Saturday, February 21, 2009
UNM Hires Energy Adviser
By Martin Salazar
Journal Staff Writer
The University of New Mexico is spending $1.9 million a year for energy conservation advice from a Dallas consulting company selected without a competitive process.
The four-year contract was awarded in August 2007 through Lobo Energy Inc., an arm of UNM not required to adhere to state procurement laws.
The company hired recently was the subject of a Massachusetts inspector general report advising caution when entering into contracts with Energy Education Inc. and similar companies.
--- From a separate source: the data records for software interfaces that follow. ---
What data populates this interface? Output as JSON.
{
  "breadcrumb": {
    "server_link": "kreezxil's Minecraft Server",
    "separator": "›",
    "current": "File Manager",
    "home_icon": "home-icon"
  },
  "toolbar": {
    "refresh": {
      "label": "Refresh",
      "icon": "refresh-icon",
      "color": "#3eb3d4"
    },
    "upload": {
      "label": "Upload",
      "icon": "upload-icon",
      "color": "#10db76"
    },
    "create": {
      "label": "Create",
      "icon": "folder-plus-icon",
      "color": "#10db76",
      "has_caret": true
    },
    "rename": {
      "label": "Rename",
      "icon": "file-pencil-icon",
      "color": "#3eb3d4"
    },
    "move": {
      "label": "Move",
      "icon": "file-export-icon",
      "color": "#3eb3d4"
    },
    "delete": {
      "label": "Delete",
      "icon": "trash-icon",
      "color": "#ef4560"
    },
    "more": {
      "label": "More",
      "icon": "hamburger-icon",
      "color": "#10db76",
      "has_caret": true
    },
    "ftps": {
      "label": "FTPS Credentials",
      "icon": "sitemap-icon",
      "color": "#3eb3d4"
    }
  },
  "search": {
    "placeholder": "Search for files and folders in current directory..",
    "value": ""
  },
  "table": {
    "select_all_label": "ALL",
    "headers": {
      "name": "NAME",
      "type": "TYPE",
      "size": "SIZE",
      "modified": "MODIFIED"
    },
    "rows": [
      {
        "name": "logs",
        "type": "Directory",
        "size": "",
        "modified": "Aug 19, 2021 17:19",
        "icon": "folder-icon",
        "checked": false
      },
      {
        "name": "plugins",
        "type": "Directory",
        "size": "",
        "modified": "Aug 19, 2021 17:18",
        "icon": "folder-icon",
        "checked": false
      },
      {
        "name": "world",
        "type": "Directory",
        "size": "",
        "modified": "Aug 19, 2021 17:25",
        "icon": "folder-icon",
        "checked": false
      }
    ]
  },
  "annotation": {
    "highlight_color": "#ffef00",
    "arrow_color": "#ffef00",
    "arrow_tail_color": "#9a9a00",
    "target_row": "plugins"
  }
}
The advisory, issued in January, specifically said it was not an evaluation of Energy Education's services, but raised questions about the value Massachusetts school districts receive from such contracts and about how cost savings are calculated. The inspector general said many of Energy Education's "proprietary measures" are simply "common sense" ideas.
Energy Education spokesman Mike Gullatt defended his company's program, saying, "They're much more than common sense measures."
"There's over 1,200 points that we look at on a campus as far as energy savings," he said. "So it's much more than turning out the lights ... We go in and do a detailed analysis of a campus."
The company has estimated that UNM can save more than $57 million over the next 10 years if it follows a conservation plan it prescribes.
The company guarantees that if the university spends more on the conservation program than it avoids in cost, the company will refund the difference.
So far, UNM officials claim they are saving about $150,000 a month or $1.8 million annually.
The cost avoidance is calculated through a software system mandated by the company, and the inspector general report notes "there is an inherent potential for error in cost avoidance calculations that should be made clear to prospective clients."
Lobo Energy, the UNM group, began paying the company its monthly fee of $160,400 in October. Lobo Energy also paid $40,000 for the software and has budgeted another $500,000 for the current year for extra staff the contract requires.
Those required employees, called energy educators, each make about $60,000 a year, said Steve Beffort, UNM's vice president for support services and the president of Lobo Energy. He would not say who was filling those positions, saying Lobo Energy operates like a private company and isn't required to do so.
He said he didn't know whether he could reveal what qualifications they were required to have because that might be proprietary information.
The money for the program is coming from UNM and includes state appropriations.
Lobo Energy's board of directors approved the contract, and UNM regents also signed off.
UNM President David Schmidly, who sits on the Lobo Energy Inc. board, abstained on the vote, partly because he introduced the company to UNM, university spokeswoman Susan McKinsey said.
Schmidly's connection to Energy Education goes back to his Oklahoma State University presidency when the company was hired to provide energy savings advice there. During his tenure, OSU's business school was named after the company's founder, William Spears, who had made a large donation. Spears is an OSU alum.
OSU officials are pleased with the work Energy Education Inc. has done for the university. In a September news release, the university announced it had saved more than $2.2 million across its five campuses through the first seven months of 2008.
Beffort said UNM is realizing about $150,000 a month in cost avoidance.
"We say avoided cost versus savings because actually with the utility rate increases and the additional space, we're still spending more money than last year," he said. "But when you look at individual buildings, we're actually spending less by building."
Beffort said he's confident in the avoided cost numbers because UNM has an engineer checking the calculations.
Beffort said the university didn't go through a competitive process in hiring the company because it felt it needed to move quickly, given a PNM rate increase.
If Lobo Energy were to terminate the contract early, it would pay a base penalty of between $1.5 million and $2.4 million.